The activists say pro-Assad soldiers backed by dozens of tanks and armored vehicles battled rebels of the Free Syrian Army on the eastern outskirts of the capital and other areas just several kilometers from central Damascus. They say the fighting killed at least 12 people, including civilians and rebel fighters.

Syrian rights groups say violence linked to the 10-month opposition uprising killed at least 19 other people across Syria on Sunday.

In one incident, Syrian state news agency SANA says a roadside bomb went off near a military bus south of Damascus, killing six soldiers and wounding six others. SANA also reported the deaths of 23 other security personnel in fighting with rebels.

Details of the fighting and casualties could not be independently confirmed because Syria bars foreign journalists from operating freely in the country.

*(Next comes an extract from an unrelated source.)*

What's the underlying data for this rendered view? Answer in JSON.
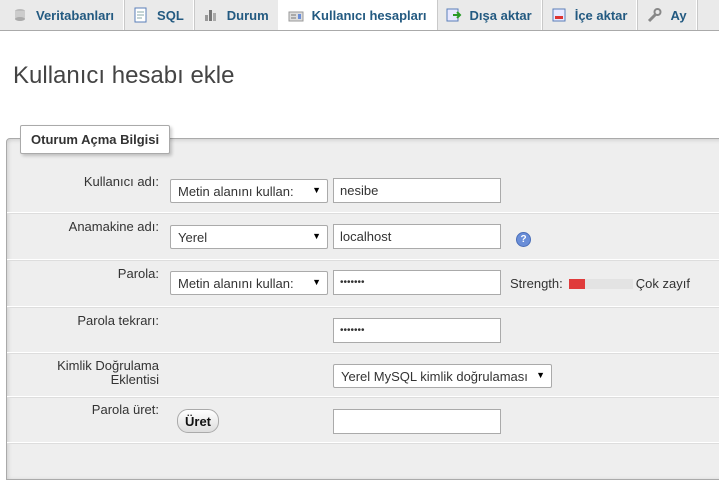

The Syrian government accuses armed terrorists of driving the revolt against Mr. Assad's 11-year autocratic rule and killing 2,000 security personnel. The United Nations estimated the death toll from the unrest at 5,400 earlier this month before it stopped updating the figure due to difficulties in obtaining information.

Arab League chief Nabil Elaraby said Sunday the regional bloc is in talks with Russia and China to try to persuade them to support an Arab plan for ending the Syrian crisis. Elaraby was speaking in Cairo before departing on a flight to New York, where he will formally present the initiative to the U.N. Security Council on Tuesday.

The Arab League plan calls for President Assad to transfer power to a deputy and form a unity government to prepare for national elections under international supervision. The Assad government has rejected the proposals as a violation of Syria's sovereignty.

Russia is a key military ally of the Syrian president and opposes efforts by other Arab states and Western powers to use the U.N. Security Council to pressure him into stopping the violent crackdown on the uprising. Moscow is a veto-wielding member of the council.

Syria's escalating violence prompted the Arab League to suspend the operations of its observer mission in Syria on Saturday. Elaraby said the monitors will remain in Damascus until Arab League foreign ministers meet next Sunday to decide whether to pull them out of the country.

Russian Foreign Minister Sergei Lavrov criticized the Arab League's move. In remarks Sunday, he described the observer mission as a useful tool for resolving the Syrian crisis.